The real hero of this movie is the African child-come-man left orphaned in America—Erik Killmonger. It is that orphaned boy whose final epitaph carries the movie home.
Got to shout out HBO, too; that’s where I found “Whoopi Goldberg Presents Moms Mabley.” The documentary is an amazing confederation of laughter imbued by activism appropriated through the comedic voice of a Black woman.
She’s Gotta Have It is provocative art. It is art’s purpose. To move us out of self-created fake news—be it turkey or political and religious rhetoric—into rooms that demand authenticity. She’s Gotta Have It is a contemporary prayer.
I find myself walking through the dirt. There is a voice telling me to stand still, rest quietly in the dirt. If I stand long enough, I shall find my own land.

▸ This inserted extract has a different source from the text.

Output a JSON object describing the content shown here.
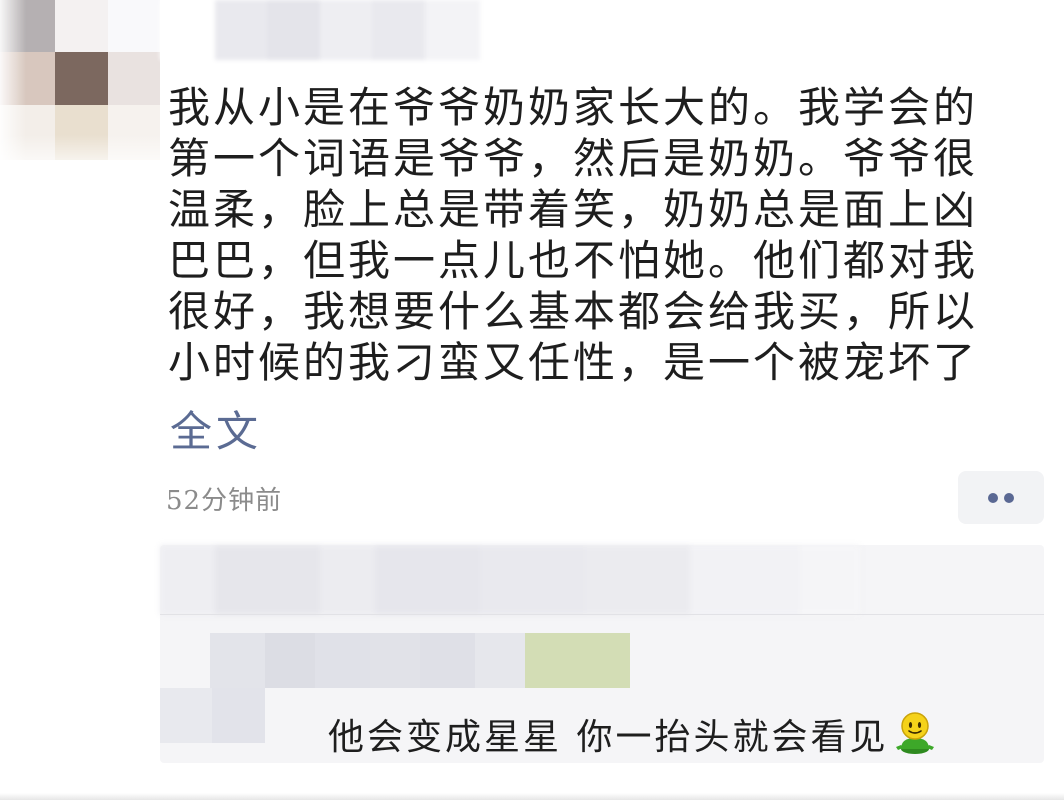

That land is saturated with love, a love that crushes a racism that aims to kill.
Sonia Sanchez has given me a new hash-tag, one authored by Sonia Sanchez: “don’t forget to do your best work.”
Year of Yes is a book for those who have let their dreams whittle into dormancy; it is a challenge to be who you really are—to live and be your most beautiful, active self.
United: Thoughts on Finding Common Ground and Advancing the Common Good by Senator Cory Booker is a memoir wrought in the “conspiracy of love.” It is an autobiographical text by a man who understands the importance of family and what it means to accept the responsibility of the called political servant. Replete with stories of humane…
When Breath Becomes Air is an unselfish act. We have Paul Kalanithi to thank!